Niels Bohr Lecture by Professor David Reitze
Title: Last Tango in Space-Time: Detecting Gravitational Waves From Binary Black Hole Mergers for the First Time Ever Using LIGO
Abstract: The first direct detections of gravitational waves in late 2015 were made possible by a forty year experimental campaign to design, build, and operate LIGO, the Laser Interferometer Gravitational-wave Observatory.
In this talk, I’ll cover gravitational waves and what makes them so difficult to detect and at the same time such powerful and unique probes of the universe.

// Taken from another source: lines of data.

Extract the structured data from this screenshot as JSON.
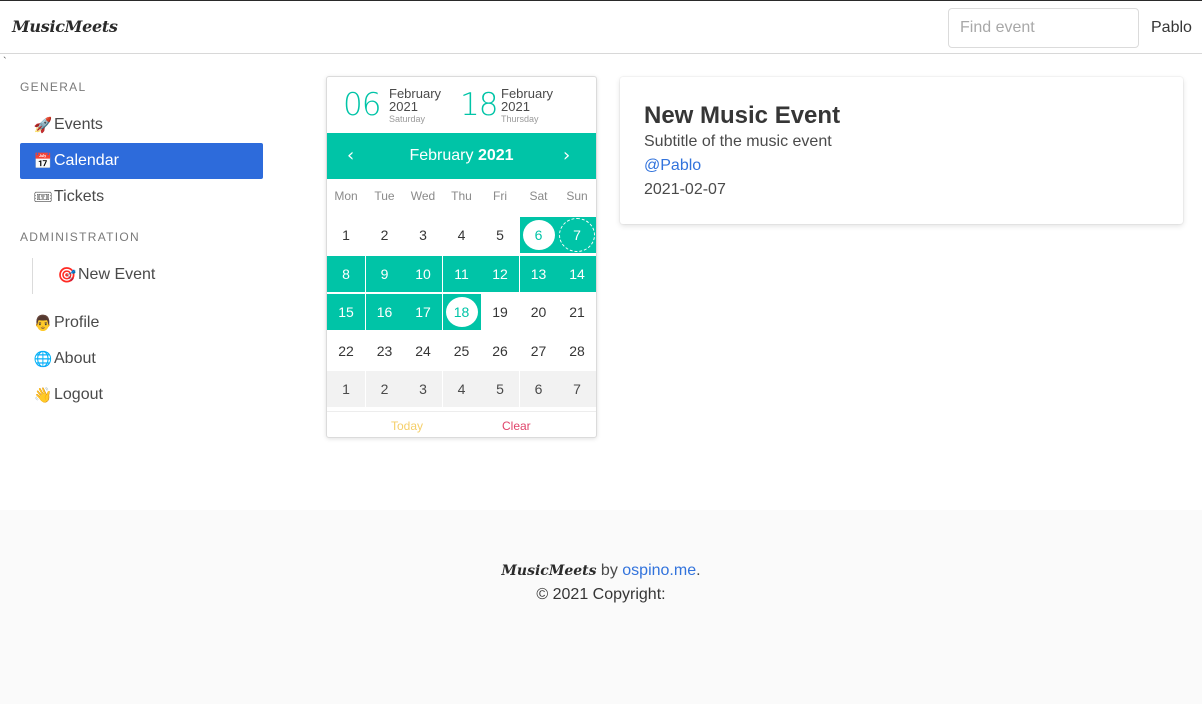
{
  "navbar": {
    "brand": "MusicMeets",
    "search_placeholder": "Find event",
    "user": "Pablo",
    "stray_char": "`"
  },
  "sidebar": {
    "general_label": "General",
    "admin_label": "Administration",
    "items": [
      {
        "icon": "rocket-icon",
        "glyph": "🚀",
        "label": "Events"
      },
      {
        "icon": "calendar-icon",
        "glyph": "📅",
        "label": "Calendar"
      },
      {
        "icon": "ticket-icon",
        "glyph": "🎟",
        "label": "Tickets"
      },
      {
        "icon": "target-icon",
        "glyph": "🎯",
        "label": "New Event"
      },
      {
        "icon": "person-icon",
        "glyph": "👨",
        "label": "Profile"
      },
      {
        "icon": "globe-icon",
        "glyph": "🌐",
        "label": "About"
      },
      {
        "icon": "wave-icon",
        "glyph": "👋",
        "label": "Logout"
      }
    ],
    "active": "Calendar"
  },
  "calendar": {
    "start": {
      "day": "06",
      "month": "February",
      "year": "2021",
      "weekday": "Saturday"
    },
    "end": {
      "day": "18",
      "month": "February",
      "year": "2021",
      "weekday": "Thursday"
    },
    "nav_month": "February",
    "nav_year": "2021",
    "prev_glyph": "‹",
    "next_glyph": "›",
    "weekdays": [
      "Mon",
      "Tue",
      "Wed",
      "Thu",
      "Fri",
      "Sat",
      "Sun"
    ],
    "weeks": [
      [
        "1",
        "2",
        "3",
        "4",
        "5",
        "6",
        "7"
      ],
      [
        "8",
        "9",
        "10",
        "11",
        "12",
        "13",
        "14"
      ],
      [
        "15",
        "16",
        "17",
        "18",
        "19",
        "20",
        "21"
      ],
      [
        "22",
        "23",
        "24",
        "25",
        "26",
        "27",
        "28"
      ],
      [
        "1",
        "2",
        "3",
        "4",
        "5",
        "6",
        "7"
      ]
    ],
    "today_label": "Today",
    "clear_label": "Clear",
    "colors": {
      "accent": "#00c4a7",
      "today": "#f5cf6a",
      "clear": "#e0456b"
    }
  },
  "event": {
    "title": "New Music Event",
    "subtitle": "Subtitle of the music event",
    "author": "@Pablo",
    "date": "2021-02-07"
  },
  "footer": {
    "brand": "MusicMeets",
    "by": " by ",
    "link": "ospino.me",
    "period": ".",
    "copyright": "© 2021 Copyright:"
  }
}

Most of the presentation will focus on the interferometers, the LIGO detections and their astrophysical implications.
Time permitting, I’ll give a preview of where LIGO intends to go in the next decade and beyond.
- AUD. 3 at HCØ, at 15:15, Wednesday, March 22, 2017
As usual, coffee, tea and cookies will be served in front of the auditorium at 15:00.
About David Reitze
- David Reitze holds joint positions as the Executive Director of the LIGO Laboratory at the Caltech and a Professor of Physics at the University of Florida.
- David Reitze has authored 250 publications, and is a Fellow of the American Physical Society and the Optical Society.
- He is a member of the LIGO Scientific Collaboration that was awarded the 2016 Special Breakthrough Prize in Fundamental Physics, the 2016 Gruber Foundation Cosmology Prize, and the 2017 Rossi Prize of the High Energy Astrophysics Division of the American Astronomical Society.
This Niels Bohr Lecture was organized with the help of Science & Cocktails (http://www.scienceandcocktails.org/2017/GravWaves.html).